Openness and sharing is today also the engine of new knowledge and ideas production.
Many and new forms of art are flourishing around the cross-pollination of ideas and some other in the digital space are growing from the reuse made possible by Creative Commons.
Different studies1 report that today in science and technology research is not carried by ingenious individuals, but by the effort and collaboration of entire groups who share their results.
Finally, knowledge is the seed of innovation and today also one of the engines of large scale economy. More than 20 of top 200 companies by revenue are from the Information Technology, Telecommunications and Information based services and many didn’t exist few years ago. Sadly information, more than traditional goods, can be easily hidden, locked and at last also used to subtly influence decisions.

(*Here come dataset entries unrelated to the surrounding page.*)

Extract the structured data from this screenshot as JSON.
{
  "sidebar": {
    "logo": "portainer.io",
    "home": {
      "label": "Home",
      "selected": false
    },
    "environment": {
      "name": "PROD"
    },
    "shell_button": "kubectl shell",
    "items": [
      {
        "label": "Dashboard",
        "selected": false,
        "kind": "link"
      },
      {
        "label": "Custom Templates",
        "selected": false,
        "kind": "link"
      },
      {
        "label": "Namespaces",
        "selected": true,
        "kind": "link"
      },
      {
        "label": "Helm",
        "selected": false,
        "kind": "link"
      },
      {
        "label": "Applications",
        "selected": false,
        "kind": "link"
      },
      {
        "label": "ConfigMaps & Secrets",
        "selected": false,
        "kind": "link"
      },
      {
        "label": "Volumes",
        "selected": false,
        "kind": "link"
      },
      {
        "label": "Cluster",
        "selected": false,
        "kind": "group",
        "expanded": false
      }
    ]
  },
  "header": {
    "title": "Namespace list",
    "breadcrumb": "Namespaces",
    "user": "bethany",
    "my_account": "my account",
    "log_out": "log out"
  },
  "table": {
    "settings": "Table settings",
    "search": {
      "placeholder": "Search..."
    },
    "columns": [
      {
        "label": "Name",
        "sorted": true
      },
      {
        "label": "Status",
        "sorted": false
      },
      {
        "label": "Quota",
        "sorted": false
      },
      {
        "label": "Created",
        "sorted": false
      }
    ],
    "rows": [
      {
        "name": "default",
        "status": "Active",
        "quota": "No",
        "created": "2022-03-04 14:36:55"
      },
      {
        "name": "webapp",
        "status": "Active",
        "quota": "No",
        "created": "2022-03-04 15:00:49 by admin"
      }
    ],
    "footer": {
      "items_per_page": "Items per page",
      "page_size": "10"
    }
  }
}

Transparency is another concept that is strictly related to Openness.
Governments and public organisations are today starting a process to bring their information available following initiatives like Open Data or similar models.
Private organisations are trying to change, at least internally, to meet the transparency principles. In particular in the Information Technology sector, some of them are already embracing the open model also outside of the organisation boundaries.

Today information revolution is also a revolution of interpersonal network relations. In this new topology the Plato’s dialogue is not enough: we are moving towards a model where on the other side there are many contributors who can debate and keep decisions collectively. Ideas are moving faster, changing owners quickly and evolving in a Darwinian-like system. The difficult part is: are we already able to dissociate the ideas from the individuals that are carrying them? and follow their evolution?
I feel that we are still failing on how to decide which is the best model and medium for the topic and the audience involved.
Today ideas are not more on two different sides, but are clustered along multiple dimensions.
Left and right are concepts born during the industrial revolution. The information and knowledge revolution is still searching a new concept and new models.

Some people are scared that blogs and any non-peer-reviewed information will bring down the quality of the content we find on the Web.
Is up to everyone and each of us to know the basic concepts that helps us distinguish good and bad quality information. Is very easy for us to re-share an information but very few spend time to verify or it.
Recently reading one of Ethan Zuckerman’s research results I learned about how we tend to add in our network people that are similar to us.
In this network with few hubs and many nodes, the figures acting as bridges are the future of how we are going to make the World Wide Web wider and avoid narrowing our point of view.
We, in first person, must be willing to cross this bridge: rewire the system, fix our media, fix the internet, fix the education.
Many of us initially thought that Openness was only about licences, copyrights and Richard Stallman’s 4 software freedoms. For me Openness today is also about people and society, being an active contributor and embracing diversity , being able to understand different opinions, different ideas and different cultures.

Today not sharing an information is the equivalent of killing its growth: being passive is becoming equivalent to opposing to it. Is up to us to disagree or agree, share or influencing your peers with knowledge that we find important (or not).
Ethics and moral responsibility is today in the hands of each of us more than has been in any point in the past.

“Why should you care? Because the Web is yours.”
(Tim Barnes Lee)

Knowledge and ideas are the oil and gas for the future generations. Please take care of them, keep them free and don’t lock them to help the world express its full power and potential.
Is a new challenge for politics and our education system to understand the importance of this new resource and safeguard it.

“Your obligation is that of active participation. You should not act as knowledge absorbing sponges but as whetstone on which we can all sharpen our wits”
(Edsger W. Dijkstra)